Catherine Kenneally: The first thing that strikes me is that there are now two books in a row with Christian symbols on the cover.

Peter Goldsworthy: Yes, well I didn’t have much say in the cover of that one. They showed it to me. Interestingly there was the novel, Honk if You Are Jesus and then a novella called Jesus Wants Me For a Sunbeam – probably more interesting to me because that’s my own work. I’m not sure what that means. Maybe that’s the mythical 1960s generation getting into middle age and starting to worry about death and the afterlife and all that stuff.

I’ve always been fascinated by those almost banal adolescent questions, why is there something rather than nothing. I’ve never fully outgrown them, and maybe you shouldn’t outgrow them. It is the basic question, why are we here?, and all those whys that continue to fascinate me.

... (read more)

Award-winning Western Australian poet Philip Salem is both surprised and delighted by the response to his first novel, Playback. Simon Patton spoke to him recently during a brief visit to Melbourne.

... (read more)

Yacker by Candida Baker & Rooms of Their Own by Jennifer Ellison

by
July 1986, no. 82
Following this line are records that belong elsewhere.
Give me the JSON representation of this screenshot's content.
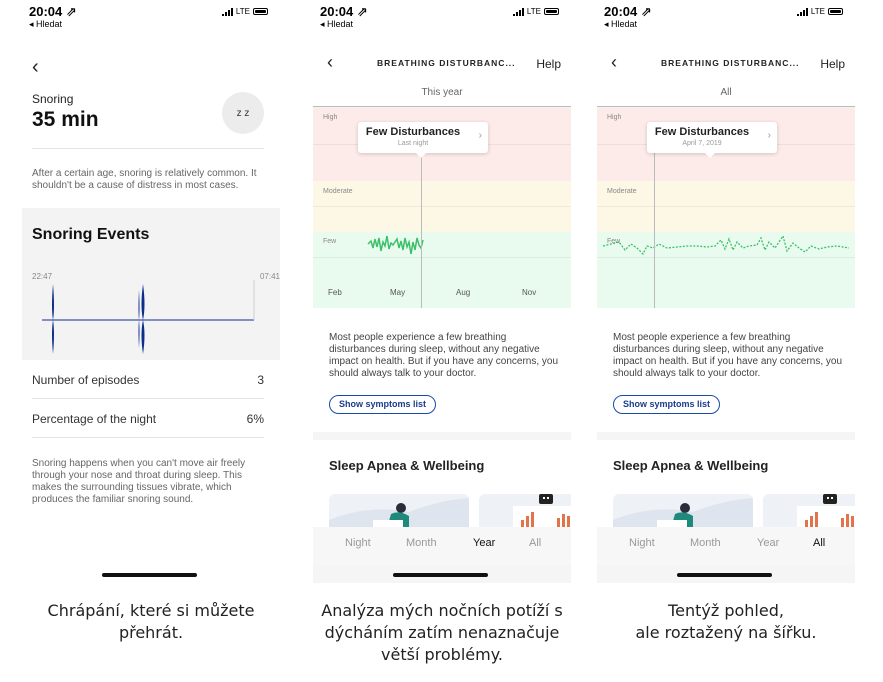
{
  "status": {
    "time": "20:04 ⇗",
    "back_app": "◂ Hledat",
    "network": "LTE"
  },
  "screen1": {
    "back_icon": "chevron-left",
    "label": "Snoring",
    "value": "35 min",
    "zz_icon": "zzz-icon",
    "zz_text": "z z",
    "note": "After a certain age, snoring is relatively common. It shouldn't be a cause of distress in most cases.",
    "events_title": "Snoring Events",
    "time_start": "22:47",
    "time_end": "07:41",
    "stats": [
      {
        "label": "Number of episodes",
        "value": "3"
      },
      {
        "label": "Percentage of the night",
        "value": "6%"
      }
    ],
    "footer_note": "Snoring happens when you can't move air freely through your nose and throat during sleep. This makes the surrounding tissues vibrate, which produces the familiar snoring sound."
  },
  "screen2": {
    "title": "BREATHING DISTURBANC...",
    "help": "Help",
    "period": "This year",
    "zones": {
      "high": "High",
      "moderate": "Moderate",
      "few": "Few"
    },
    "months": [
      "Feb",
      "May",
      "Aug",
      "Nov"
    ],
    "tooltip_title": "Few Disturbances",
    "tooltip_sub": "Last night",
    "info_text": "Most people experience a few breathing disturbances during sleep, without any negative impact on health. But if you have any concerns, you should always talk to your doctor.",
    "button": "Show symptoms list",
    "section_title": "Sleep Apnea & Wellbeing",
    "tabs": [
      "Night",
      "Month",
      "Year",
      "All"
    ],
    "active_tab": "Year"
  },
  "screen3": {
    "title": "BREATHING DISTURBANC...",
    "help": "Help",
    "period": "All",
    "zones": {
      "high": "High",
      "moderate": "Moderate",
      "few": "Few"
    },
    "tooltip_title": "Few Disturbances",
    "tooltip_sub": "April 7, 2019",
    "info_text": "Most people experience a few breathing disturbances during sleep, without any negative impact on health. But if you have any concerns, you should always talk to your doctor.",
    "button": "Show symptoms list",
    "section_title": "Sleep Apnea & Wellbeing",
    "tabs": [
      "Night",
      "Month",
      "Year",
      "All"
    ],
    "active_tab": "All"
  },
  "captions": [
    "Chrápání, které si můžete\npřehrát.",
    "Analýza mých nočních potíží s\ndýcháním zatím nenaznačuje\nvětší problémy.",
    "Tentýž pohled,\nale roztažený na šířku."
  ],
  "colors": {
    "accent": "#1a3c8c",
    "trend": "#3cc06a",
    "snore": "#0d2f8c"
  }
}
Why do we like interviews so much? There must be a reason. Maybe it’s the lure – too often, alas, as in lurid – of confession: the ‘X Reveals All’ syndrome that deceives the mind into thinking it has always wanted to know what it is (finally) about to be told; or the more elevated sense of privilege and honour felt by those in whom such truths are confided.

... (read more)